In May of this year I wrote a blog about N.J.S.A. 34:8B-1 et seq. – a new New Jersey law prohibiting employers from discriminating against the unemployed in print and internet job advertisements. Now, the U.S House of Representatives has proposed a similar law – the “Fair Employment Opportunity Act of 2011” (HR 2501(1) – the “Act”) which protects the unemployed from “discrimination” shown by potential employers. Under the Act, employers with 15 or more employees (including staffing firms) are prohibited from “discriminating” against job applicants due to their employment status. Discriminatory acts include refusing to consider an applicant due to his/her unemployed status, impeding access to information available to the unemployed regarding jobs, and placing ads that state that the unemployed “need not apply.” Unlike the related NJ law, the Act (i) provides for a private right of action, (ii) delineates a very broad range of remedies (including the payment of attorney fees) and (iii) includes a whistleblower protection provision. While the New Jersey act was bad enough in that it is just one more seemingly meaningless governmental … Continue reading

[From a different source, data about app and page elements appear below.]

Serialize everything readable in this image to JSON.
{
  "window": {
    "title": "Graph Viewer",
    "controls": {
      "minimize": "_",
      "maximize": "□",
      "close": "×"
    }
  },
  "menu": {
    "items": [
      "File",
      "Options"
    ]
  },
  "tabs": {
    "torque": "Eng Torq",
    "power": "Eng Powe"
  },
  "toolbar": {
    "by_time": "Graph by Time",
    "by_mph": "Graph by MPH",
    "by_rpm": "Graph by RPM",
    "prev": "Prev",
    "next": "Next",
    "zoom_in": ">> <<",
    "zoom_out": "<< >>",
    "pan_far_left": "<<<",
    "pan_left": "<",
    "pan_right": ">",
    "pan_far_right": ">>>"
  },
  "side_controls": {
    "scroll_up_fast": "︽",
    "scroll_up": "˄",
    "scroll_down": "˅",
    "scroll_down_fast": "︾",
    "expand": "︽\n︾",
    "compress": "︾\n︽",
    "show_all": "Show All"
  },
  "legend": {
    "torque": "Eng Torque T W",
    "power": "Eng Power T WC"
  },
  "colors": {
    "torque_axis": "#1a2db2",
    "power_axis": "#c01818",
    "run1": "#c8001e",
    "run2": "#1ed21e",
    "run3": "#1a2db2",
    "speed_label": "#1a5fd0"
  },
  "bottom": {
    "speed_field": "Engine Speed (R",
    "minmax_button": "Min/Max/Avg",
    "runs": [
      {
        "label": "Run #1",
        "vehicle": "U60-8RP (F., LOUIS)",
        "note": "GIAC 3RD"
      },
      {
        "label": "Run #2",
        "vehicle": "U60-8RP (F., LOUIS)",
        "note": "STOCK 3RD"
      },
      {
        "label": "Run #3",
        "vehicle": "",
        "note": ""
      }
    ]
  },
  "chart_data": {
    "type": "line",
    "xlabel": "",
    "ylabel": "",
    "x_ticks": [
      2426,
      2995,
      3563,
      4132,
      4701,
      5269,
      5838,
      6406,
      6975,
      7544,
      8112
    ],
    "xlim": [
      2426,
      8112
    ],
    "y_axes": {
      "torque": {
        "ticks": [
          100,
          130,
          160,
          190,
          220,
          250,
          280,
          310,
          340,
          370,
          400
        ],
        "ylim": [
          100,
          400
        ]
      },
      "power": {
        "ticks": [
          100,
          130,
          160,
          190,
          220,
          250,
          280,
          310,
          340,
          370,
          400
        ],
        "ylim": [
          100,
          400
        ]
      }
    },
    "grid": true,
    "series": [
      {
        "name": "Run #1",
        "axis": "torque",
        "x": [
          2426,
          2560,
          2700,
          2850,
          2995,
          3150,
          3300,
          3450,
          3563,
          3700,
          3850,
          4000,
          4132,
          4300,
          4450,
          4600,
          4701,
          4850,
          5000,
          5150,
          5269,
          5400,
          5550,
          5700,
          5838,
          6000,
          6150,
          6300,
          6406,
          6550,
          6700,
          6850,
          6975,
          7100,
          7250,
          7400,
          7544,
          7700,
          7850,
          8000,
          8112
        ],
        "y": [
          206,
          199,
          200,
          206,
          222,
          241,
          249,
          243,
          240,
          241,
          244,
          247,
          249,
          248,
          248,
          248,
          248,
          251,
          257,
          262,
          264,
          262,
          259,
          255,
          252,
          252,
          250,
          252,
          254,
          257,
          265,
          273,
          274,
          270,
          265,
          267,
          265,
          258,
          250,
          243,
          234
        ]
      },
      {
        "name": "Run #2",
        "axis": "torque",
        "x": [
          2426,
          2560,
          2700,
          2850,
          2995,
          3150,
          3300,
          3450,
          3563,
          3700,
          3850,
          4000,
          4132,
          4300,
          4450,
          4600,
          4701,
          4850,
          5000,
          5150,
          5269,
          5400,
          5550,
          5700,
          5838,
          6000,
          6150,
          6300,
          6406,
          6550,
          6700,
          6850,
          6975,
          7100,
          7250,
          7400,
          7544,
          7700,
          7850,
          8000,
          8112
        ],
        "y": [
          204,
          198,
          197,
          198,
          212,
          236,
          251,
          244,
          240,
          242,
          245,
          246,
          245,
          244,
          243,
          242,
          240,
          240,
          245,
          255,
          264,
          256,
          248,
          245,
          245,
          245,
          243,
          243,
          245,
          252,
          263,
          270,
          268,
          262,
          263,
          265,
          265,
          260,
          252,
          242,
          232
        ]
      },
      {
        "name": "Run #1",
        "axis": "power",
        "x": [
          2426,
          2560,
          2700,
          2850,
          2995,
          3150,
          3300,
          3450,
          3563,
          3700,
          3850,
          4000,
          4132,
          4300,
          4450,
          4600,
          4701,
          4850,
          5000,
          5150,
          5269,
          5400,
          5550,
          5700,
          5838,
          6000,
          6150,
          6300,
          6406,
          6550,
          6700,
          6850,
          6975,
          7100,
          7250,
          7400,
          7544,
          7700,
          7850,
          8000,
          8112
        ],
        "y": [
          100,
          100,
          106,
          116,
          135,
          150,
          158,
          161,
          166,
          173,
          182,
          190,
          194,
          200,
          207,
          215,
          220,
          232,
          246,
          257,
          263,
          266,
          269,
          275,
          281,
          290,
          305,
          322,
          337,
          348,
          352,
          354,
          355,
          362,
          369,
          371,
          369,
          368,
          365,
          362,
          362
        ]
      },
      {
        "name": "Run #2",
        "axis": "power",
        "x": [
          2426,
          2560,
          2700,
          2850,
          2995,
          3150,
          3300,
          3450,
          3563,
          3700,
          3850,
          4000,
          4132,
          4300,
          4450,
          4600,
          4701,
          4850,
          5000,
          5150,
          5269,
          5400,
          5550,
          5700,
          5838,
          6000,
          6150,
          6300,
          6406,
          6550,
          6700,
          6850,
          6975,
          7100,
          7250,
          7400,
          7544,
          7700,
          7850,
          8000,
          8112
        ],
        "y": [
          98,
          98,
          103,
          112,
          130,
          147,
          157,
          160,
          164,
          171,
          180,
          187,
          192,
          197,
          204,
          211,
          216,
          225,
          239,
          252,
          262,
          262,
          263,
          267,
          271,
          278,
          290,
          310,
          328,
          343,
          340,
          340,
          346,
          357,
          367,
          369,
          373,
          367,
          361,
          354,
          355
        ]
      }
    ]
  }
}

In March 2011, the U.S. Department of Labor (“DOL”) requested a $13.3 million increase in its budget, the bulk of which is slated towards increased enforcement and regulation of wage and hour laws (namely FLSA). The DOL has sought 107 additional full-time personnel to advance its crusade against wage and hour violations and, according to the DOL, is planning to conduct an additional 3,250 investigations in 2012. As part of its increased enforcement plan, the DOL recently launched a timesheet application for smartphones to empower employees to independently track the hours they work and determine the wages they are owed. Via the application, employees can track regular work hours, break time and any overtime hours for one or more employers. It also permits users to add comments related to their work hours; view a summary of work hours in a daily, weekly and monthly format; and email the summary of work hours and gross pay as an attachment. According to the DOL, “[t]his information could prove invaluable during a Wage and Hour Division investigation when an employer has failed to … Continue reading